Ek Hasina Thi (Once There was a Beauty)

Director: Sriram Raghavan
Year: 2004
Running Time: 2 hrs and 25 minutes

Not too long ago I read an interview with Ram Gopal Varma in which he stated that he was going to focus more on producing than directing from now on. This is a shame since he has become one of India’s most interesting directors and has begun to take Indian popular cinema into wildly new directions – but on the other hand if the films that he oversees are of the quality of Ek Hasina Thi this may be a good thing. These young directors that are mentored by Varma may well be the future of Indian cinema. Though Varma only produces this film, it has a lot of his trademark characteristics - fast pace, fluid camera work, edgy story, no musical numbers, gritty realism and stars his usual muse, Urmila. Many lament this cinematic turn to the West that Varma represents – his use of realistic violence, unglamorous settings, unromantic storylines and a lack of musical numbers – but there should be room in India for both kinds of films. There has always been a parallel cinema in India that was non-musical, but these tend to be socially conscious films that never play well at the box office. Varma is really the first director to make popular films with few to none musical interludes.

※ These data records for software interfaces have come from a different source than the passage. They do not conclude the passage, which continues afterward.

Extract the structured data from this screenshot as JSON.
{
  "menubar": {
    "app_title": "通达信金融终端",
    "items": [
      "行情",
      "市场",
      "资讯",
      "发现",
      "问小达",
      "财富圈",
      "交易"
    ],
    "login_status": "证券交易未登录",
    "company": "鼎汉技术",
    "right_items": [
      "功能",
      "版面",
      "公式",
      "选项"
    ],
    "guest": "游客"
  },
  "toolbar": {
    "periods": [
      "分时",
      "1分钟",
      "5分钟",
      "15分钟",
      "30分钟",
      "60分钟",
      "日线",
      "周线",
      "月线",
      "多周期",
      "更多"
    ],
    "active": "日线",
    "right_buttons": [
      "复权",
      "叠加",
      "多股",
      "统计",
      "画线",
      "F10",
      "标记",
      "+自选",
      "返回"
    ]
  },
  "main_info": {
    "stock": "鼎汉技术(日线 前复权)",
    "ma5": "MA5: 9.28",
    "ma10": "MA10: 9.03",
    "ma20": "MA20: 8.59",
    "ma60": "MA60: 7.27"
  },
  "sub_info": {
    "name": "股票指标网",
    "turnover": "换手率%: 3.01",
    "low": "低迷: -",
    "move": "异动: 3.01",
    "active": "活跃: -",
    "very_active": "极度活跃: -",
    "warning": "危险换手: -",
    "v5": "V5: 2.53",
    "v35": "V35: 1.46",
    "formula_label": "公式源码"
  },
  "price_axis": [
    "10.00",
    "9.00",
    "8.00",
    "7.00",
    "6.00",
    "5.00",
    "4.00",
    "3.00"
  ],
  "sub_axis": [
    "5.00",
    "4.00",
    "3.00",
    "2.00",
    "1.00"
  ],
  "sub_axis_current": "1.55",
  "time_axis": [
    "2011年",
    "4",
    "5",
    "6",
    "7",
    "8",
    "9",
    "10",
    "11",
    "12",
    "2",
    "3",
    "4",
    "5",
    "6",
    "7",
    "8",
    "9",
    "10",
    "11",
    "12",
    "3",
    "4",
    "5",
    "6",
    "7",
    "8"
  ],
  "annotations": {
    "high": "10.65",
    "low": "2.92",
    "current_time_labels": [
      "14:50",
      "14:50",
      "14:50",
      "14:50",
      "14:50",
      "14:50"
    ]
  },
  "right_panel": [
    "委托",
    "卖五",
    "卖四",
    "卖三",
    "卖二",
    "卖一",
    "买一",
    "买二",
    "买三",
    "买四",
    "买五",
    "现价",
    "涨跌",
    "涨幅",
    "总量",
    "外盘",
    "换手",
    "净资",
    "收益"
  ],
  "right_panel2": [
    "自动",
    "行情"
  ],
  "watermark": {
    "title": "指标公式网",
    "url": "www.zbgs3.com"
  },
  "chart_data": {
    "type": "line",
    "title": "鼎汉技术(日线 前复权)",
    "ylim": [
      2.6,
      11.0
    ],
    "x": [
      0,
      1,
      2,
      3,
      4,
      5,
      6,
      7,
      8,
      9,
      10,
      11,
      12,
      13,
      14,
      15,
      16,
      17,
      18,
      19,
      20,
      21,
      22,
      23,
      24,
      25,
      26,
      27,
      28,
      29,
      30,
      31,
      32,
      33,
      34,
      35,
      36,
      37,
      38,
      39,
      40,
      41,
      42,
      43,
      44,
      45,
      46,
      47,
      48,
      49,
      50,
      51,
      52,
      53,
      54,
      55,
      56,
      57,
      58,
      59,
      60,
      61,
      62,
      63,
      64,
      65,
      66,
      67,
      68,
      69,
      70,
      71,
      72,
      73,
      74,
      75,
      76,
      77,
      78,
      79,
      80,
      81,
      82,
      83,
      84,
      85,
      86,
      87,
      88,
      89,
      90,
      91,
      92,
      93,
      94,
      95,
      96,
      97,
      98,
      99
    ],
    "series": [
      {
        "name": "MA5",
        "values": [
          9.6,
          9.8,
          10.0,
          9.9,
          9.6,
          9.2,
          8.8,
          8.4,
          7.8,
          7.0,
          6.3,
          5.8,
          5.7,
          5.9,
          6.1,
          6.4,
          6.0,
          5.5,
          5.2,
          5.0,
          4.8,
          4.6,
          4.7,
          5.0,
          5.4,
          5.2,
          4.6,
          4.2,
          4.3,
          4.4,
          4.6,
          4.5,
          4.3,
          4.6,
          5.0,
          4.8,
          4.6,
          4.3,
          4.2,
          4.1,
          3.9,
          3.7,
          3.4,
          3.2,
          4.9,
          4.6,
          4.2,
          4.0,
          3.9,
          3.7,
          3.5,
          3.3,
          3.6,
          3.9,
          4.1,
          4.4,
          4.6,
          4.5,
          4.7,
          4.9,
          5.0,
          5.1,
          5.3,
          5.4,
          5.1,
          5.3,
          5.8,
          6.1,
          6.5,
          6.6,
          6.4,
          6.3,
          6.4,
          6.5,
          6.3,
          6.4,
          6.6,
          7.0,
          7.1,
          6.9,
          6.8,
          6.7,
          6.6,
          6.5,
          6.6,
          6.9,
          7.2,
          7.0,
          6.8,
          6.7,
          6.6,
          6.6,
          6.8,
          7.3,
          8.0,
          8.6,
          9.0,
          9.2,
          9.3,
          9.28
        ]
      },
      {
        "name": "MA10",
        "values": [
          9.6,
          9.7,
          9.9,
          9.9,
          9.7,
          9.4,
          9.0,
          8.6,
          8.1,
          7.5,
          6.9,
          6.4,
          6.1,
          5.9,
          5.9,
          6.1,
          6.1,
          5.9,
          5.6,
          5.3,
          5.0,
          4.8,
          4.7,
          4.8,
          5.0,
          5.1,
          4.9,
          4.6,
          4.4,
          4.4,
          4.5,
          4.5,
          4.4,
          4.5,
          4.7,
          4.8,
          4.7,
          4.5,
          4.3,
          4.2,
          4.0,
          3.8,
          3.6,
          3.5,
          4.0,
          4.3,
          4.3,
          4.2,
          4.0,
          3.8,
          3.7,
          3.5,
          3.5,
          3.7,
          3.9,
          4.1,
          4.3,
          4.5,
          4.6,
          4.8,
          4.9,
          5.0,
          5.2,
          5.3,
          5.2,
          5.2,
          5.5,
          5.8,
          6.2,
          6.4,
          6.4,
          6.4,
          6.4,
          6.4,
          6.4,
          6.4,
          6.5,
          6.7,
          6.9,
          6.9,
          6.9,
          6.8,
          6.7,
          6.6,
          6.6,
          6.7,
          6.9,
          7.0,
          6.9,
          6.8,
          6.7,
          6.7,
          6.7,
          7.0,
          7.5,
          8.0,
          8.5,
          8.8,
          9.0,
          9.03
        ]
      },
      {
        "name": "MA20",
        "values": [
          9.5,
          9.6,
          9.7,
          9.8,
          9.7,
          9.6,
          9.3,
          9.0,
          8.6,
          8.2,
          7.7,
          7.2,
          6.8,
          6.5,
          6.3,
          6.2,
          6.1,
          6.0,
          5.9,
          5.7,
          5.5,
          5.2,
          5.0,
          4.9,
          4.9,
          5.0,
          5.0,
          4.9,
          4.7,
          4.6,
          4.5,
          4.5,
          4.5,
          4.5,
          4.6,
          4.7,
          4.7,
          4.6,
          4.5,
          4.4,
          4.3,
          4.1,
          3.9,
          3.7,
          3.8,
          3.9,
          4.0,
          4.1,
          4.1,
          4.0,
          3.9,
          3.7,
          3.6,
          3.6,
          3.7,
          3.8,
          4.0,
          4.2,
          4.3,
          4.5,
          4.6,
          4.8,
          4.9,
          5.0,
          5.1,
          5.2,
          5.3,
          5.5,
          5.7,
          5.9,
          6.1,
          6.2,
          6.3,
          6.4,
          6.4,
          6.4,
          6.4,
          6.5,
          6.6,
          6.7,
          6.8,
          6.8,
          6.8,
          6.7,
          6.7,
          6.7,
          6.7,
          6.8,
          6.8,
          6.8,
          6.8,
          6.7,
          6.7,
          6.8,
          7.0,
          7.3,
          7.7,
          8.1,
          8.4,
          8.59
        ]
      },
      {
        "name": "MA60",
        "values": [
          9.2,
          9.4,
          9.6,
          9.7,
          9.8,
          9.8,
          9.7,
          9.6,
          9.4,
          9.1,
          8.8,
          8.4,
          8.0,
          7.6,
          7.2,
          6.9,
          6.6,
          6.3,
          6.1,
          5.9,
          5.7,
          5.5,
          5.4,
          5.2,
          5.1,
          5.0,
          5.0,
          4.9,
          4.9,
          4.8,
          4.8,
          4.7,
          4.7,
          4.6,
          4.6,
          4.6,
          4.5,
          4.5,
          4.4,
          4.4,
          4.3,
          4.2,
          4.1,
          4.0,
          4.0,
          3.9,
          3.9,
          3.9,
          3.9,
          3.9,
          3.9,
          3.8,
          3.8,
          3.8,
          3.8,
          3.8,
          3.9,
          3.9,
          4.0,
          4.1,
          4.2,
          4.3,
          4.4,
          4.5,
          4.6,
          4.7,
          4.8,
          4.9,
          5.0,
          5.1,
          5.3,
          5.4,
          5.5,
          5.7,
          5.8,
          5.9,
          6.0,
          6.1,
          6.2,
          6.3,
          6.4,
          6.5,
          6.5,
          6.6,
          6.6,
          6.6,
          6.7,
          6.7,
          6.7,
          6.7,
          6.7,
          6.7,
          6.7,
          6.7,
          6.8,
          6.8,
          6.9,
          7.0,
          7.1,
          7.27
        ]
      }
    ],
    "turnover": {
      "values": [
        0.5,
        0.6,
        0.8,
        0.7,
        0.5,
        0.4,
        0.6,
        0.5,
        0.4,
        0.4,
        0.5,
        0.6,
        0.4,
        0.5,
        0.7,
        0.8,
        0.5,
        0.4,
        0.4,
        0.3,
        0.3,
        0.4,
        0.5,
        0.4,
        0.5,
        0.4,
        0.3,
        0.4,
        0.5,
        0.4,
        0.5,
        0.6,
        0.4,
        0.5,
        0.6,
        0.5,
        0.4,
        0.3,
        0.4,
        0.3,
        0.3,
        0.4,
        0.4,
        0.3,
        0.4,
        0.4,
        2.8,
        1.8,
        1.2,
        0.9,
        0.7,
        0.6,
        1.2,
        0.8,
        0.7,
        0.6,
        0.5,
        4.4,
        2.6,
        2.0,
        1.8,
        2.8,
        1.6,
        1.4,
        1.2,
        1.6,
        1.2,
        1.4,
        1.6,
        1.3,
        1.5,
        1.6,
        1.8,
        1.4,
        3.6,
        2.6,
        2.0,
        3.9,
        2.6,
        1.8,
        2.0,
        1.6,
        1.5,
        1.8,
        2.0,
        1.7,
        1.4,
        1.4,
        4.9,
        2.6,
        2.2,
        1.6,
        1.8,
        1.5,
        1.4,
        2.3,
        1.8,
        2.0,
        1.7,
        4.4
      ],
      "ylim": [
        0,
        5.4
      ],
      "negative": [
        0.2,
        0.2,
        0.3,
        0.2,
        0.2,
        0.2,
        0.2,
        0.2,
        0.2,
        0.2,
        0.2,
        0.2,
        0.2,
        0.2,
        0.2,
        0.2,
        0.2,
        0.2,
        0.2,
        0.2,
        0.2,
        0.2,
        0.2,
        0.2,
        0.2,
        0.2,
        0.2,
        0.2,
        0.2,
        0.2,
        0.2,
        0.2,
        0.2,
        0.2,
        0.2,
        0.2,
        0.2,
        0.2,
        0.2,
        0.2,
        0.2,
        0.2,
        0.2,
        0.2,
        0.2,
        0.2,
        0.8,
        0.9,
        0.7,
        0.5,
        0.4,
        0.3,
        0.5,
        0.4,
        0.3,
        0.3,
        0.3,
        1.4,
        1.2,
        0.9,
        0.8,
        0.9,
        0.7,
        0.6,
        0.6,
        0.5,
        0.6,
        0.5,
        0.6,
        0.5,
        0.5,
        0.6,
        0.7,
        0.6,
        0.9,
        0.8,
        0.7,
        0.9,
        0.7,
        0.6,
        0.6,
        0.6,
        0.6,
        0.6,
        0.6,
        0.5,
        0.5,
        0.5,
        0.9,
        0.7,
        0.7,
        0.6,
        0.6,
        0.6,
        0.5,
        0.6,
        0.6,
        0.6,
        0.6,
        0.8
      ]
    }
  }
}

EHT plays out so well – a sleek tense narrative that soon grabs you by the throat and never lets go. It begins as a standard Bollywood romance – handsome fellow meets single woman and charms her into submission – but it soon takes a nightmarish turn into darkness and revenge that are deliciously appetizing. Urmila Matondkar is quickly turning into Bollywood’s most interesting actress. She built her fame on her fabulous figure and little girl face in a series of plush Bollywood musicals, but recently just said in effect to hell with that – I want to take on challenging roles and see what kind of an actress I can be. Starting in 2003 with a role of a terrified possessed wife in Bhoot followed by dramatic roles in Pinjar and Tehzeeb, Urmila has wowed the critics with her range and willingness to go downscale and shed the sexually inviting image that she had. She is wonderful here – first as the starry eyed girl falling in love to a woman consumed by hatred and an unquenchable desire for revenge. A few of her looks had goose bumps running down my arm.
Sarika (Urmila) works at a travel agency and lives innocently by herself in a very middle class existence. One afternoon Karan (Saif Ali Khan) drops by to make some plane reservations and begins a flirtation with Sarika that slowly over time begins to pick up steam. Though Sarika becomes enamored with him, the viewer tends to be much more skeptical – how does he happen to be there to rescue her both times she runs into trouble with some low grade characters and the way he snaps one of these fellow’s arms comes much too easily. She receives a call from an out of town Karan asking her whether she would be willing to put up a friend of his for a few hours between flights – she agrees of course. This fellow gets a call and immediately rushes out – leaving behind his suitcase – hours later she sees his face on the television – he was just shot dead while attempting an assassination. Soon the police are all over her like a wet sticky rough blanket.
The police investigator is played by Seema Biswas and the interrogation is like a rabbit punch in the face. Seema comes over with sympathy etched all over her face – good cop/bad cop? – sort of – as Seema soothes her first and then slowly begins bending her finger back in immense pain – “jail is no place for crying”. Karan – through a lawyer – pleads with her not to bring up his name as it will ruin him – it is all a terrible mistake - don’t worry the lawyer will easily get her out of this situation. She believes him right up to the sentencing and before she knows it she is shoved into a little dank cell with hot and cold running rats. And a large lesbian who takes a dislike to her. But one thing keeps her going and makes her tough as a broken nail – she wants to get out – she wants to find Karan – she wants to kill him – but not too quickly. She gets her chance and in a slyly clever way gets more revenge than anyone would have thought possible as she turns Delhi into a killing zone, but leaves the best for last.
There are no songs besides one during the opening credits and one played as she follows Karan around town – but they really aren’t missed in this taut thriller. A good film is a good film and EHT is simply a well-written, well directed, well acted film and nicely shot movie. Rumors began during filming that it was a remake of the Hollywood film Double Jeopardy, but except for the facts that it is about a woman who is framed, goes to prison and then comes looking to make things even – there is really no similarity - but even if it there is at a high level much of the pleasure of EHT is in the small details, the street level/prison gritty milieu, the wonderful group of character actors and such great pacing that the 2hrs 25 minutes just fly by.

My rating for this film: 8.0